- _What to produce_: Write out every line below that includes the word "rectangular".

- _Source material_:
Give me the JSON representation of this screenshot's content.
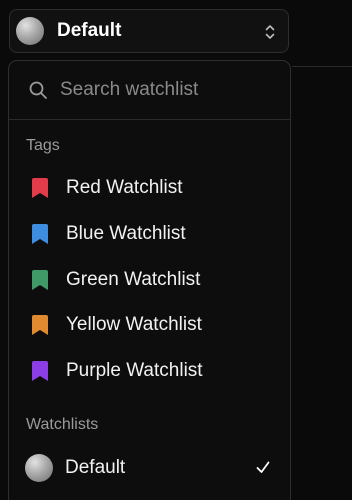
{
  "selector": {
    "label": "Default"
  },
  "search": {
    "placeholder": "Search watchlist",
    "value": ""
  },
  "tags": {
    "header": "Tags",
    "items": [
      {
        "label": "Red Watchlist",
        "color": "#e23b4a",
        "icon": "bookmark-icon"
      },
      {
        "label": "Blue Watchlist",
        "color": "#3d8ee0",
        "icon": "bookmark-icon"
      },
      {
        "label": "Green Watchlist",
        "color": "#3f9a68",
        "icon": "bookmark-icon"
      },
      {
        "label": "Yellow Watchlist",
        "color": "#e18a30",
        "icon": "bookmark-icon"
      },
      {
        "label": "Purple Watchlist",
        "color": "#8b3ee6",
        "icon": "bookmark-icon"
      }
    ]
  },
  "watchlists": {
    "header": "Watchlists",
    "items": [
      {
        "label": "Default",
        "selected": true,
        "icon": "avatar"
      }
    ]
  },
  "colors": {
    "background": "#0a0a0a",
    "panel": "#0d0d0d",
    "border": "#2f2f2f",
    "muted_text": "#9a9a9a"
  }
}
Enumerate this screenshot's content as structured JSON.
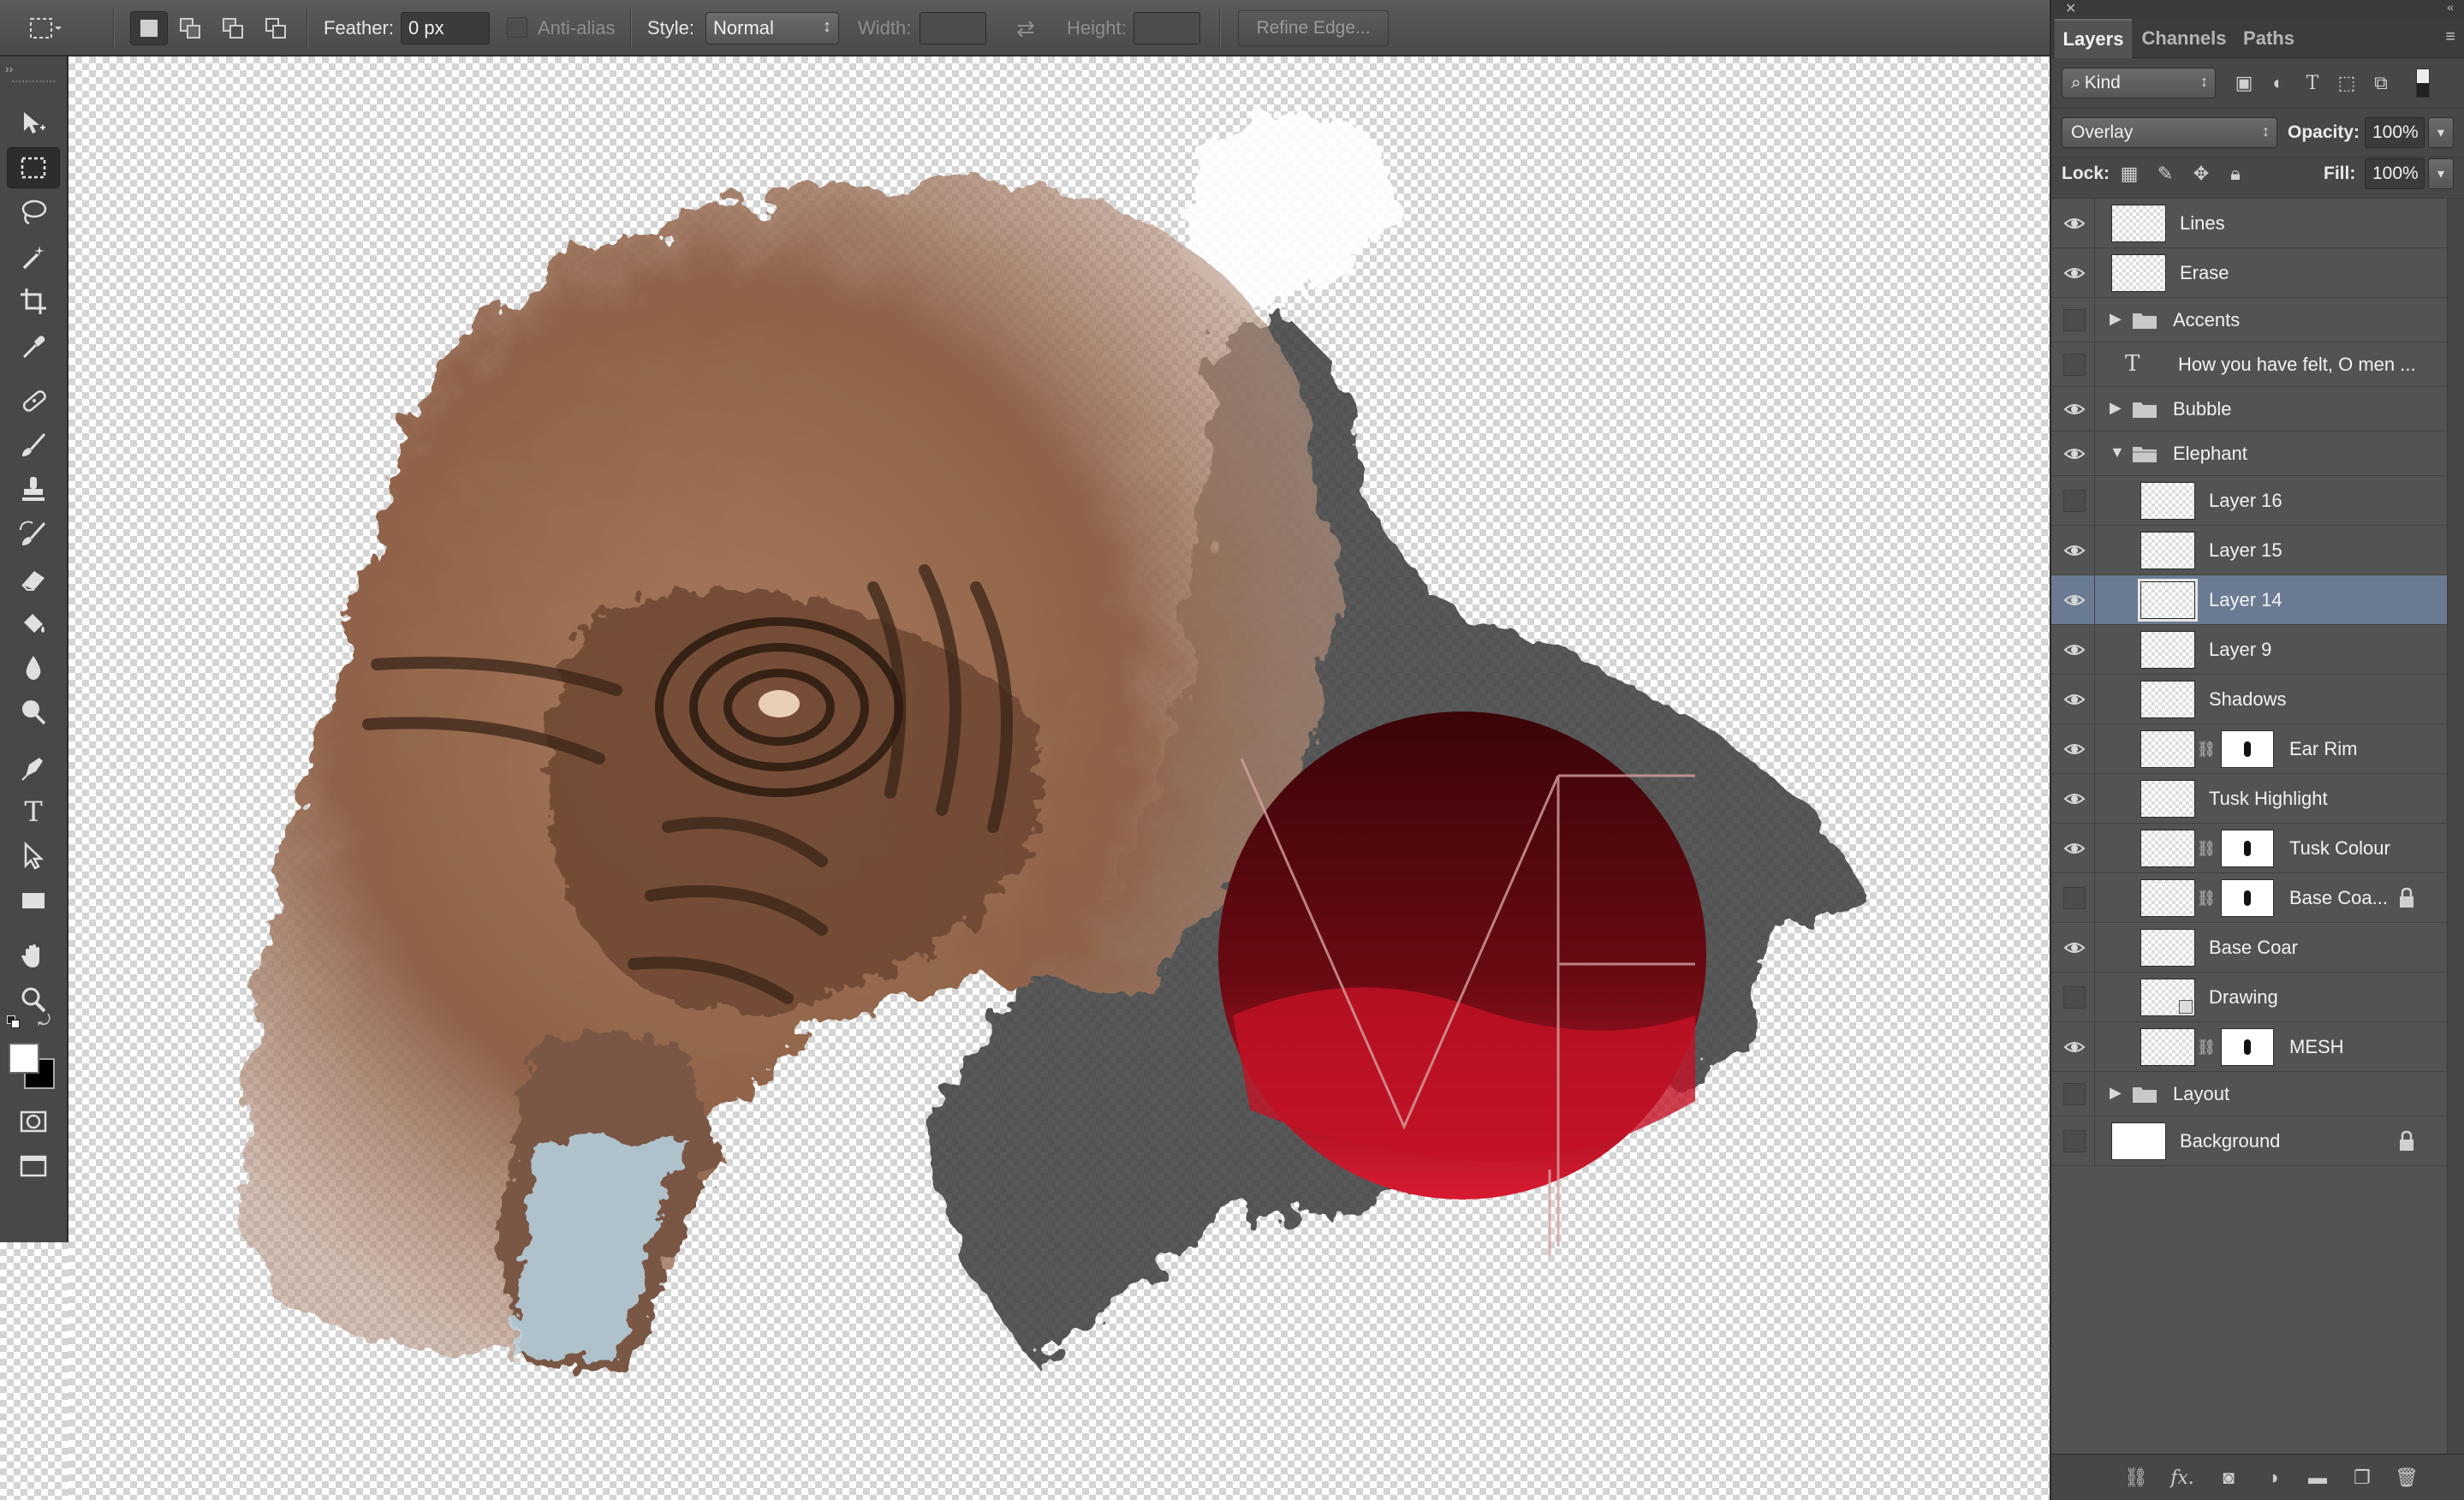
{
  "options_bar": {
    "feather_label": "Feather:",
    "feather_value": "0 px",
    "antialias_label": "Anti-alias",
    "style_label": "Style:",
    "style_value": "Normal",
    "width_label": "Width:",
    "width_value": "",
    "height_label": "Height:",
    "height_value": "",
    "refine_edge_label": "Refine Edge..."
  },
  "tools_panel": {
    "active_tool": "rectangular-marquee-tool",
    "tools": [
      "move-tool",
      "rectangular-marquee-tool",
      "lasso-tool",
      "magic-wand-tool",
      "crop-tool",
      "eyedropper-tool",
      "spot-healing-brush-tool",
      "brush-tool",
      "clone-stamp-tool",
      "history-brush-tool",
      "eraser-tool",
      "paint-bucket-tool",
      "blur-tool",
      "dodge-tool",
      "pen-tool",
      "type-tool",
      "path-selection-tool",
      "rectangle-tool",
      "hand-tool",
      "zoom-tool",
      "quick-mask-mode",
      "screen-mode"
    ],
    "foreground_color": "#ffffff",
    "background_color": "#000000"
  },
  "layers_panel": {
    "tabs": [
      "Layers",
      "Channels",
      "Paths"
    ],
    "active_tab": "Layers",
    "filter_kind": "Kind",
    "blend_mode": "Overlay",
    "opacity_label": "Opacity:",
    "opacity_value": "100%",
    "lock_label": "Lock:",
    "fill_label": "Fill:",
    "fill_value": "100%",
    "selected_layer": "Layer 14",
    "layers": [
      {
        "name": "Lines",
        "visible": true,
        "kind": "pixel"
      },
      {
        "name": "Erase",
        "visible": true,
        "kind": "pixel"
      },
      {
        "name": "Accents",
        "visible": false,
        "kind": "group",
        "expanded": false
      },
      {
        "name": "How you have felt, O men ...",
        "visible": false,
        "kind": "text"
      },
      {
        "name": "Bubble",
        "visible": true,
        "kind": "group",
        "expanded": false
      },
      {
        "name": "Elephant",
        "visible": true,
        "kind": "group",
        "expanded": true
      },
      {
        "name": "Layer 16",
        "visible": false,
        "kind": "pixel",
        "indent": true
      },
      {
        "name": "Layer 15",
        "visible": true,
        "kind": "pixel",
        "indent": true
      },
      {
        "name": "Layer 14",
        "visible": true,
        "kind": "pixel",
        "indent": true
      },
      {
        "name": "Layer 9",
        "visible": true,
        "kind": "pixel",
        "indent": true
      },
      {
        "name": "Shadows",
        "visible": true,
        "kind": "pixel",
        "indent": true
      },
      {
        "name": "Ear Rim",
        "visible": true,
        "kind": "masked",
        "indent": true
      },
      {
        "name": "Tusk Highlight",
        "visible": true,
        "kind": "pixel",
        "indent": true
      },
      {
        "name": "Tusk Colour",
        "visible": true,
        "kind": "masked",
        "indent": true
      },
      {
        "name": "Base Coa...",
        "visible": false,
        "kind": "masked",
        "indent": true,
        "locked": true
      },
      {
        "name": "Base Coar",
        "visible": true,
        "kind": "pixel",
        "indent": true
      },
      {
        "name": "Drawing",
        "visible": false,
        "kind": "smart",
        "indent": true
      },
      {
        "name": "MESH",
        "visible": true,
        "kind": "masked",
        "indent": true
      },
      {
        "name": "Layout",
        "visible": false,
        "kind": "group",
        "expanded": false
      },
      {
        "name": "Background",
        "visible": false,
        "kind": "background",
        "locked": true
      }
    ]
  },
  "canvas": {
    "artwork": "elephant head painting with red circle",
    "accent_red": "#c8102e",
    "elephant_brown": "#9a6a4e"
  }
}
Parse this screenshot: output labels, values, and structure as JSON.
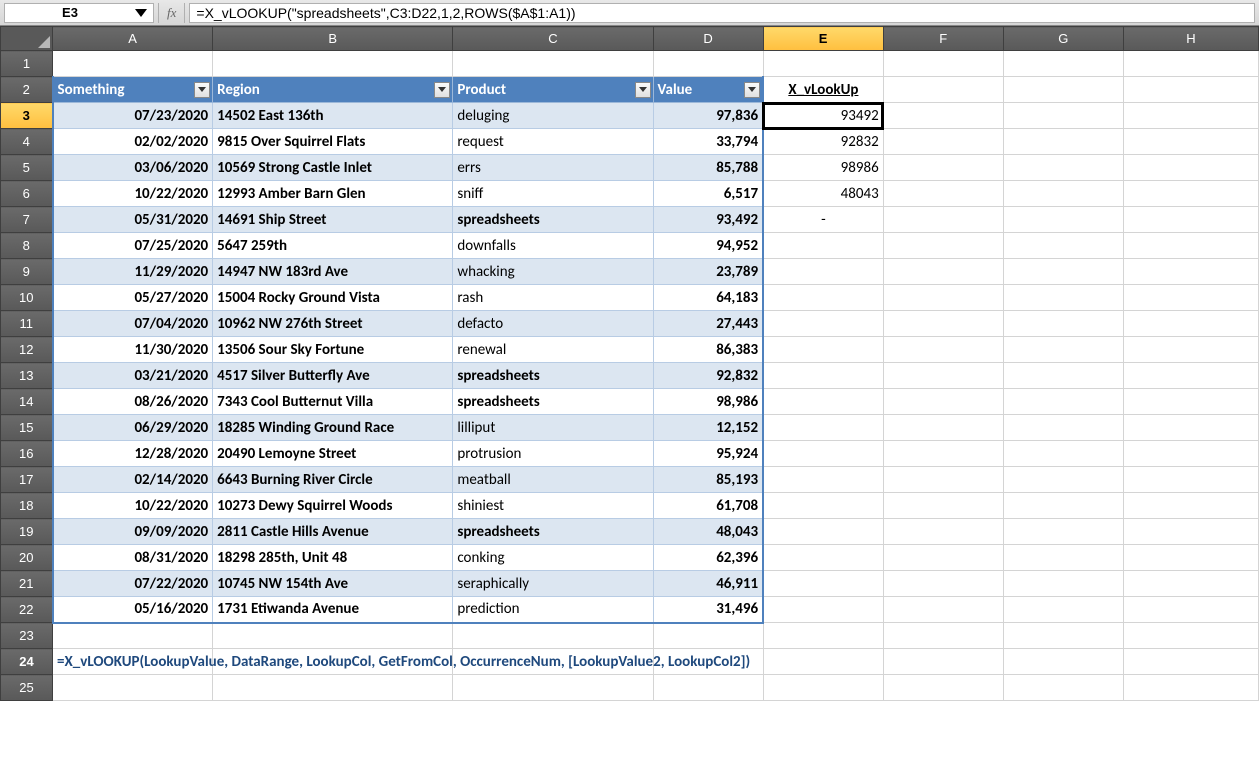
{
  "nameBox": "E3",
  "fxLabel": "fx",
  "formula": "=X_vLOOKUP(\"spreadsheets\",C3:D22,1,2,ROWS($A$1:A1))",
  "colHeaders": [
    "A",
    "B",
    "C",
    "D",
    "E",
    "F",
    "G",
    "H"
  ],
  "activeCol": "E",
  "activeRow": 3,
  "tableHeaders": {
    "A": "Something",
    "B": "Region",
    "C": "Product",
    "D": "Value"
  },
  "eHeader": "X_vLookUp",
  "rows": [
    {
      "r": 3,
      "a": "07/23/2020",
      "b": "14502 East 136th",
      "c": "deluging",
      "cBold": false,
      "d": "97,836",
      "e": "93492"
    },
    {
      "r": 4,
      "a": "02/02/2020",
      "b": "9815 Over Squirrel Flats",
      "c": "request",
      "cBold": false,
      "d": "33,794",
      "e": "92832"
    },
    {
      "r": 5,
      "a": "03/06/2020",
      "b": "10569 Strong Castle Inlet",
      "c": "errs",
      "cBold": false,
      "d": "85,788",
      "e": "98986"
    },
    {
      "r": 6,
      "a": "10/22/2020",
      "b": "12993 Amber Barn Glen",
      "c": "sniff",
      "cBold": false,
      "d": "6,517",
      "e": "48043"
    },
    {
      "r": 7,
      "a": "05/31/2020",
      "b": "14691 Ship Street",
      "c": "spreadsheets",
      "cBold": true,
      "d": "93,492",
      "e": "-",
      "eCenter": true
    },
    {
      "r": 8,
      "a": "07/25/2020",
      "b": "5647  259th",
      "c": "downfalls",
      "cBold": false,
      "d": "94,952",
      "e": ""
    },
    {
      "r": 9,
      "a": "11/29/2020",
      "b": "14947 NW 183rd Ave",
      "c": "whacking",
      "cBold": false,
      "d": "23,789",
      "e": ""
    },
    {
      "r": 10,
      "a": "05/27/2020",
      "b": "15004 Rocky Ground Vista",
      "c": "rash",
      "cBold": false,
      "d": "64,183",
      "e": ""
    },
    {
      "r": 11,
      "a": "07/04/2020",
      "b": "10962 NW 276th Street",
      "c": "defacto",
      "cBold": false,
      "d": "27,443",
      "e": ""
    },
    {
      "r": 12,
      "a": "11/30/2020",
      "b": "13506 Sour Sky Fortune",
      "c": "renewal",
      "cBold": false,
      "d": "86,383",
      "e": ""
    },
    {
      "r": 13,
      "a": "03/21/2020",
      "b": "4517 Silver Butterfly Ave",
      "c": "spreadsheets",
      "cBold": true,
      "d": "92,832",
      "e": ""
    },
    {
      "r": 14,
      "a": "08/26/2020",
      "b": "7343 Cool Butternut Villa",
      "c": "spreadsheets",
      "cBold": true,
      "d": "98,986",
      "e": ""
    },
    {
      "r": 15,
      "a": "06/29/2020",
      "b": "18285 Winding Ground Race",
      "c": "lilliput",
      "cBold": false,
      "d": "12,152",
      "e": ""
    },
    {
      "r": 16,
      "a": "12/28/2020",
      "b": "20490 Lemoyne Street",
      "c": "protrusion",
      "cBold": false,
      "d": "95,924",
      "e": ""
    },
    {
      "r": 17,
      "a": "02/14/2020",
      "b": "6643 Burning River Circle",
      "c": "meatball",
      "cBold": false,
      "d": "85,193",
      "e": ""
    },
    {
      "r": 18,
      "a": "10/22/2020",
      "b": "10273 Dewy Squirrel Woods",
      "c": "shiniest",
      "cBold": false,
      "d": "61,708",
      "e": ""
    },
    {
      "r": 19,
      "a": "09/09/2020",
      "b": "2811 Castle Hills Avenue",
      "c": "spreadsheets",
      "cBold": true,
      "d": "48,043",
      "e": ""
    },
    {
      "r": 20,
      "a": "08/31/2020",
      "b": "18298  285th,  Unit 48",
      "c": "conking",
      "cBold": false,
      "d": "62,396",
      "e": ""
    },
    {
      "r": 21,
      "a": "07/22/2020",
      "b": "10745 NW 154th Ave",
      "c": "seraphically",
      "cBold": false,
      "d": "46,911",
      "e": ""
    },
    {
      "r": 22,
      "a": "05/16/2020",
      "b": "1731 Etiwanda Avenue",
      "c": "prediction",
      "cBold": false,
      "d": "31,496",
      "e": ""
    }
  ],
  "syntaxHint": "=X_vLOOKUP(LookupValue, DataRange, LookupCol, GetFromCol, OccurrenceNum, [LookupValue2, LookupCol2])",
  "emptyRows": [
    1,
    23,
    25
  ],
  "syntaxRow": 24
}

- _Finished exercise_:
    "active_tool": "rectangular-marquee-tool",
      "rectangular-marquee-tool",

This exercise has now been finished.